John Paczkowski

Recent Posts by John Paczkowski

New From Google: “Google Privacy Disaster Waiting to Happen”

There’s an estimated $1 billion to be had in health-search advertising, and though Google (GOOG) won’t admit it, it’s clear the company has designs on it.

Today the search sovereign announced a pilot program with the Cleveland Clinic that will enable the health-care organization’s patients to store their health records in their Google Accounts. The clinic plans to enroll up to 10,000 patients in the program, which will allow them to securely port their medical records to their Google profiles, where they can be more easily managed and shared with doctors, labs and the like.

Of course, by making such records easier to share with medical providers, Google may be making them easier to “share” with less well-intentioned entities. Health insurance carriers. Potential employers. Online marketers. The government.

Google, too.

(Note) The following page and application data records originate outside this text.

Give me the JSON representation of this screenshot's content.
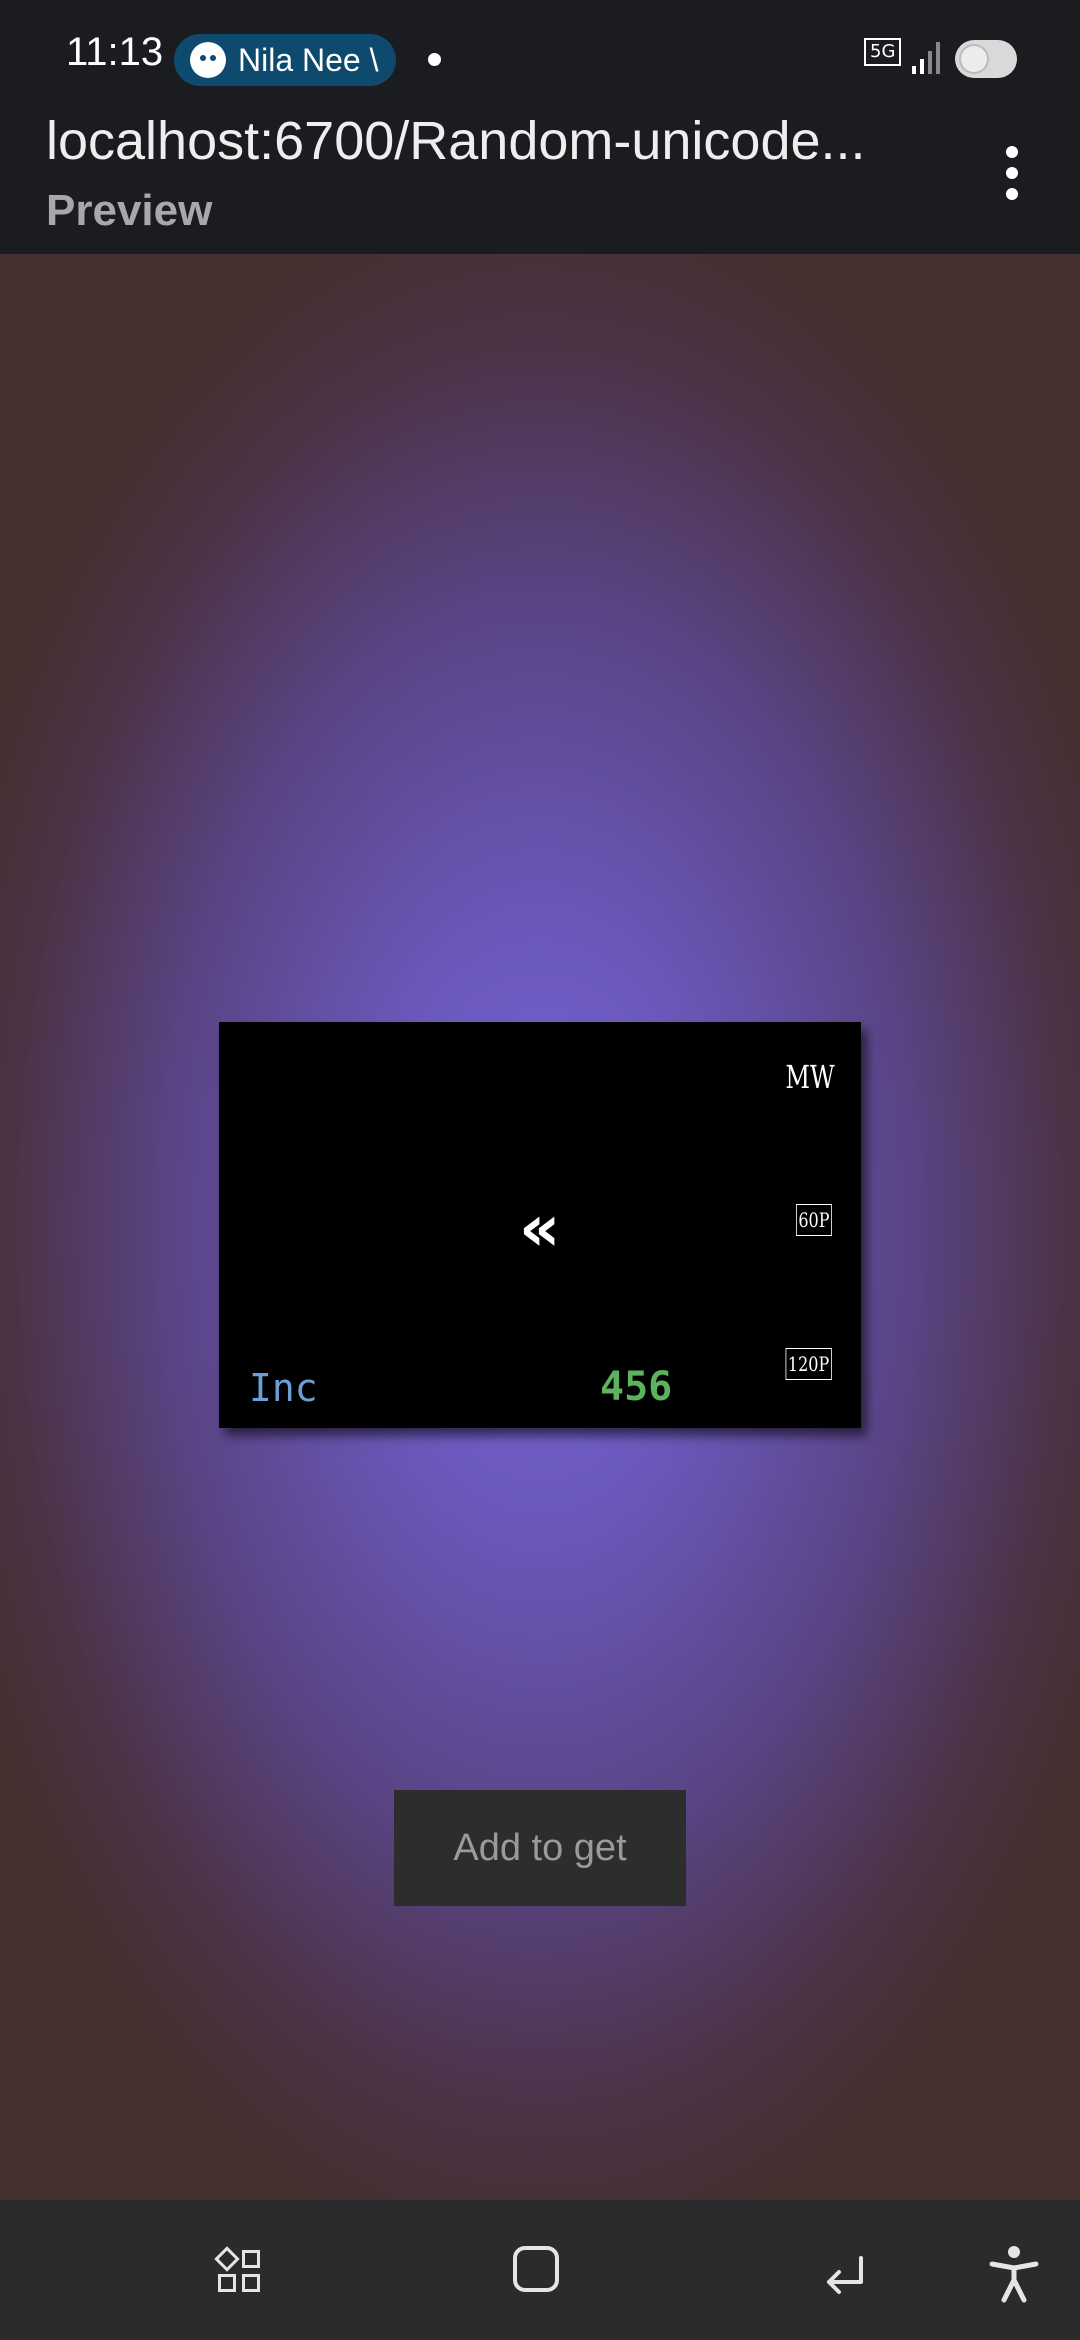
{
  "status_bar": {
    "time": "11:13",
    "pill_text": "Nila Nee \\",
    "network": "5G"
  },
  "app_bar": {
    "url": "localhost:6700/Random-unicode...",
    "subtitle": "Preview",
    "menu_icon": "more-vertical-icon"
  },
  "widget": {
    "top_right": "MW",
    "mid_right": "60P",
    "bottom_right": "120P",
    "center_symbol": "«",
    "label": "Inc",
    "value": "456"
  },
  "add_button": {
    "label": "Add to get"
  },
  "nav_bar": {
    "icons": [
      "recents-icon",
      "home-icon",
      "back-icon",
      "accessibility-icon"
    ]
  },
  "colors": {
    "accent_blue": "#6a9fd8",
    "accent_green": "#5db35d",
    "bg_purple": "#7b68dd"
  }
}
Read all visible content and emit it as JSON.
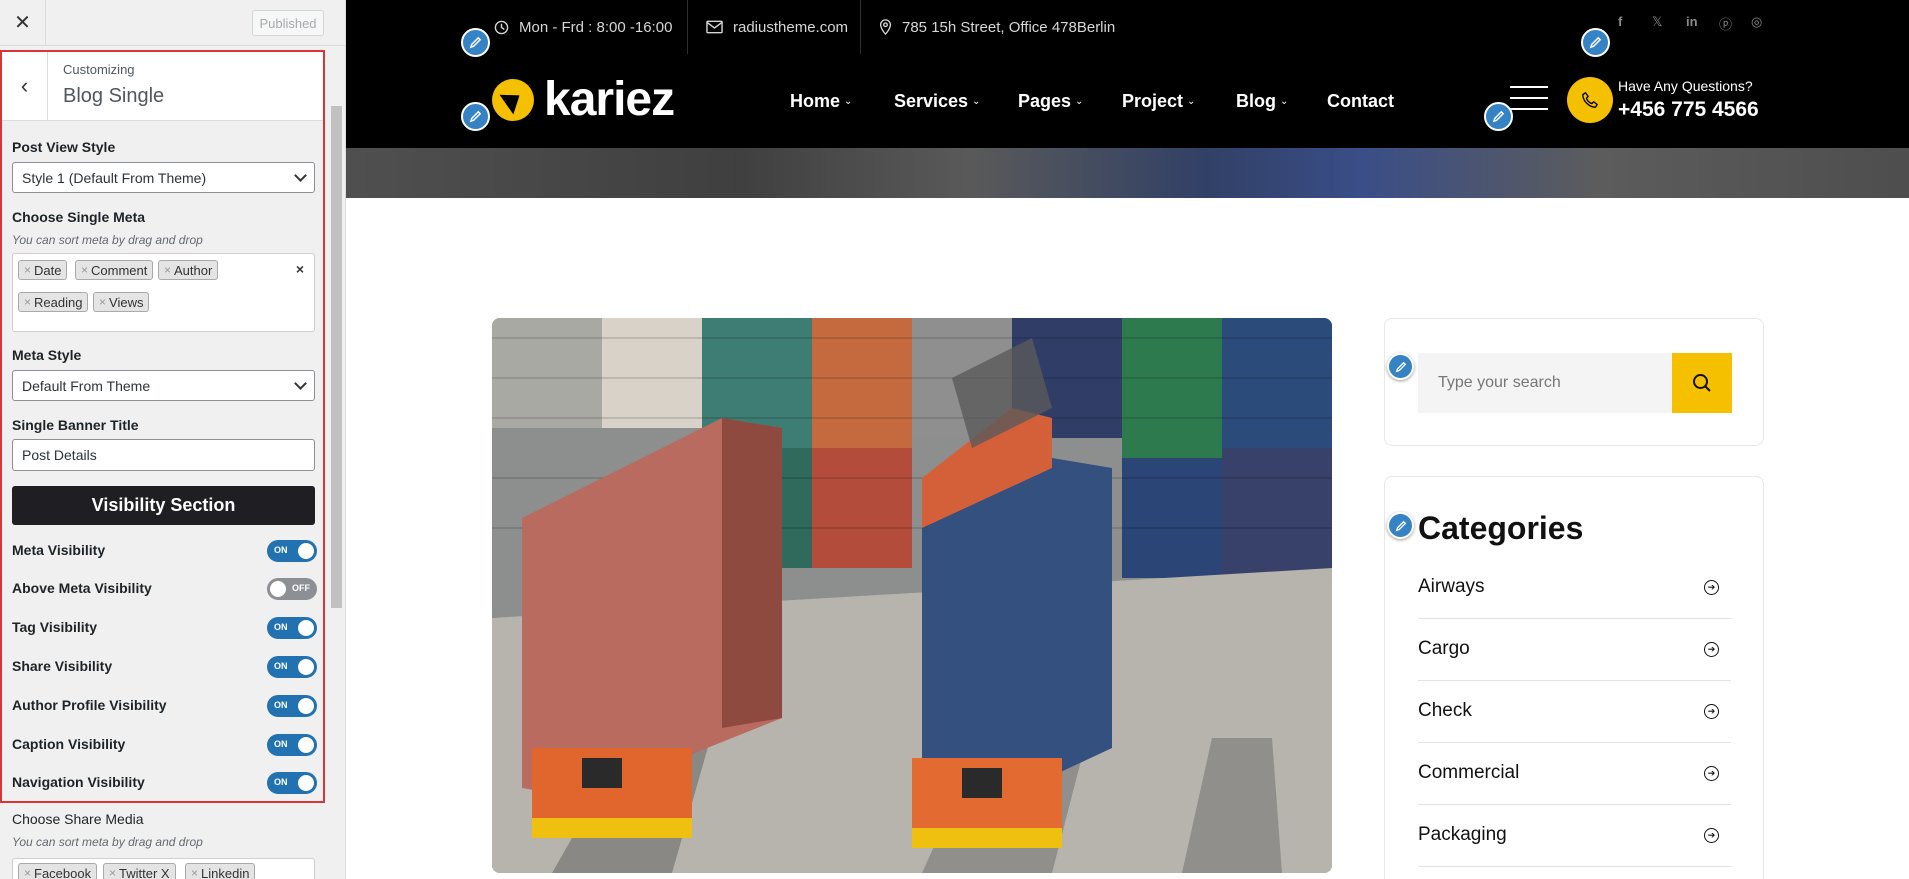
{
  "customizer": {
    "close_icon": "close-icon",
    "publish_label": "Published",
    "section_eyebrow": "Customizing",
    "section_title": "Blog Single",
    "post_view_style": {
      "label": "Post View Style",
      "value": "Style 1 (Default From Theme)"
    },
    "single_meta": {
      "label": "Choose Single Meta",
      "description": "You can sort meta by drag and drop",
      "tags": [
        "Date",
        "Comment",
        "Author",
        "Reading",
        "Views"
      ],
      "remove_glyph": "×",
      "clear_glyph": "×"
    },
    "meta_style": {
      "label": "Meta Style",
      "value": "Default From Theme"
    },
    "banner_title": {
      "label": "Single Banner Title",
      "value": "Post Details"
    },
    "visibility_heading": "Visibility Section",
    "toggles": [
      {
        "label": "Meta Visibility",
        "state": "ON"
      },
      {
        "label": "Above Meta Visibility",
        "state": "OFF"
      },
      {
        "label": "Tag Visibility",
        "state": "ON"
      },
      {
        "label": "Share Visibility",
        "state": "ON"
      },
      {
        "label": "Author Profile Visibility",
        "state": "ON"
      },
      {
        "label": "Caption Visibility",
        "state": "ON"
      },
      {
        "label": "Navigation Visibility",
        "state": "ON"
      }
    ],
    "share_media": {
      "label": "Choose Share Media",
      "description": "You can sort meta by drag and drop",
      "tags": [
        "Facebook",
        "Twitter X",
        "Linkedin"
      ]
    },
    "colors": {
      "highlight_border": "#d63638",
      "toggle_on": "#2271b1",
      "toggle_off": "#8c8f94"
    }
  },
  "site": {
    "topbar": {
      "hours": "Mon - Frd : 8:00 -16:00",
      "email": "radiustheme.com",
      "address": "785 15h Street, Office 478Berlin",
      "social": [
        "facebook-icon",
        "x-icon",
        "linkedin-icon",
        "pinterest-icon",
        "instagram-icon"
      ]
    },
    "logo_text": "kariez",
    "nav": [
      "Home",
      "Services",
      "Pages",
      "Project",
      "Blog",
      "Contact"
    ],
    "nav_caret": "⌄",
    "phone_question": "Have Any Questions?",
    "phone_number": "+456 775 4566",
    "search_placeholder": "Type your search",
    "categories_title": "Categories",
    "categories": [
      "Airways",
      "Cargo",
      "Check",
      "Commercial",
      "Packaging"
    ],
    "category_arrow": "➔",
    "colors": {
      "accent": "#f5c000",
      "dark": "#000000"
    }
  }
}
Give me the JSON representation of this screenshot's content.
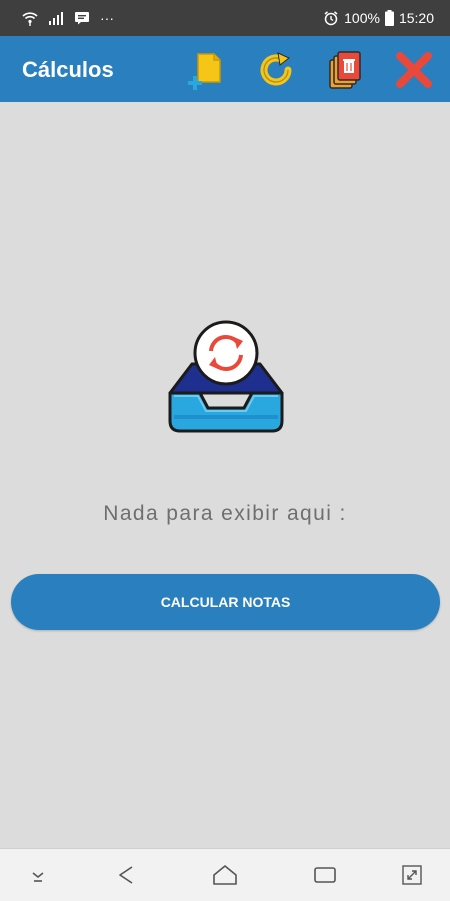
{
  "status_bar": {
    "icons": [
      "wifi-icon",
      "signal-icon",
      "message-notification-icon",
      "more-notifications-icon",
      "alarm-icon",
      "battery-icon"
    ],
    "ellipsis": "···",
    "battery_percent": "100%",
    "time": "15:20"
  },
  "app_bar": {
    "title": "Cálculos",
    "actions": [
      {
        "name": "add-document-button",
        "icon": "add-document-icon"
      },
      {
        "name": "refresh-button",
        "icon": "refresh-icon"
      },
      {
        "name": "delete-all-button",
        "icon": "delete-documents-icon"
      },
      {
        "name": "close-button",
        "icon": "close-icon"
      }
    ],
    "colors": {
      "primary": "#2a7fbf",
      "icon_yellow": "#f5c518",
      "icon_red": "#e8493a"
    }
  },
  "main": {
    "empty_state_icon": "empty-inbox-refresh-icon",
    "empty_message": "Nada para exibir aqui :",
    "calculate_button_label": "CALCULAR NOTAS"
  },
  "nav_bar": {
    "items": [
      "hide-keyboard-icon",
      "back-icon",
      "home-icon",
      "recents-icon",
      "expand-icon"
    ]
  }
}
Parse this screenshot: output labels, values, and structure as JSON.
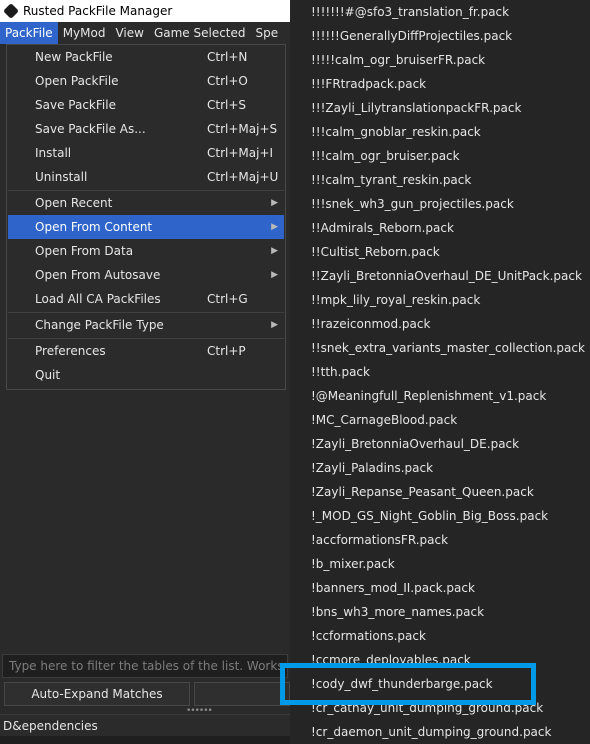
{
  "window": {
    "title": "Rusted PackFile Manager"
  },
  "menubar": [
    "PackFile",
    "MyMod",
    "View",
    "Game Selected",
    "Spe"
  ],
  "packfile_menu": {
    "items": [
      {
        "label": "New PackFile",
        "shortcut": "Ctrl+N"
      },
      {
        "label": "Open PackFile",
        "shortcut": "Ctrl+O"
      },
      {
        "label": "Save PackFile",
        "shortcut": "Ctrl+S"
      },
      {
        "label": "Save PackFile As...",
        "shortcut": "Ctrl+Maj+S"
      },
      {
        "label": "Install",
        "shortcut": "Ctrl+Maj+I"
      },
      {
        "label": "Uninstall",
        "shortcut": "Ctrl+Maj+U"
      },
      {
        "label": "Open Recent",
        "shortcut": ""
      },
      {
        "label": "Open From Content",
        "shortcut": ""
      },
      {
        "label": "Open From Data",
        "shortcut": ""
      },
      {
        "label": "Open From Autosave",
        "shortcut": ""
      },
      {
        "label": "Load All CA PackFiles",
        "shortcut": "Ctrl+G"
      },
      {
        "label": "Change PackFile Type",
        "shortcut": ""
      },
      {
        "label": "Preferences",
        "shortcut": "Ctrl+P"
      },
      {
        "label": "Quit",
        "shortcut": ""
      }
    ]
  },
  "submenu_arrow": "chevron-right-icon",
  "content_list": {
    "items": [
      "!!!!!!!#@sfo3_translation_fr.pack",
      "!!!!!!GenerallyDiffProjectiles.pack",
      "!!!!!calm_ogr_bruiserFR.pack",
      "!!!FRtradpack.pack",
      "!!!Zayli_LilytranslationpackFR.pack",
      "!!!calm_gnoblar_reskin.pack",
      "!!!calm_ogr_bruiser.pack",
      "!!!calm_tyrant_reskin.pack",
      "!!!snek_wh3_gun_projectiles.pack",
      "!!Admirals_Reborn.pack",
      "!!Cultist_Reborn.pack",
      "!!Zayli_BretonniaOverhaul_DE_UnitPack.pack",
      "!!mpk_lily_royal_reskin.pack",
      "!!razeiconmod.pack",
      "!!snek_extra_variants_master_collection.pack",
      "!!tth.pack",
      "!@Meaningfull_Replenishment_v1.pack",
      "!MC_CarnageBlood.pack",
      "!Zayli_BretonniaOverhaul_DE.pack",
      "!Zayli_Paladins.pack",
      "!Zayli_Repanse_Peasant_Queen.pack",
      "!_MOD_GS_Night_Goblin_Big_Boss.pack",
      "!accformationsFR.pack",
      "!b_mixer.pack",
      "!banners_mod_II.pack.pack",
      "!bns_wh3_more_names.pack",
      "!ccformations.pack",
      "!ccmore_deployables.pack",
      "!cody_dwf_thunderbarge.pack",
      "!cr_cathay_unit_dumping_ground.pack",
      "!cr_daemon_unit_dumping_ground.pack"
    ],
    "highlighted_index": 28,
    "highlight_color": "#009ae8"
  },
  "filter": {
    "placeholder": "Type here to filter the tables of the list. Works with Regex too!"
  },
  "buttons": {
    "auto_expand": "Auto-Expand Matches"
  },
  "dependencies": {
    "label": "D&ependencies"
  },
  "colors": {
    "accent": "#2f65ca"
  }
}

As the World Privacy Forum pointed out yesterday, companies like Google are not governed by the Health Insurance Portability and Accountability Act or HIPAA. “Don’t assume your medical records are protected no matter where they are: HIPAA privacy protections generally do not follow the health-care files,” the WPF warned. “HIPAA’s protections generally do not ‘travel’ with or follow a medical record that is disclosed to a third party outside the health-care treatment and payment system. … After you have disclosed your health care information to a PHR (Personal Health Records) outside the privacy protections of the health care system (HIPAA), your information can be used or redisclosed by the PHR in ways that would not be permitted for the same information if held by your doctor or health plan. Depending on the applicable privacy policy, health records outside of HIPAA can potentially be bought and sold, shared with merchants, and even disclosed to employers.”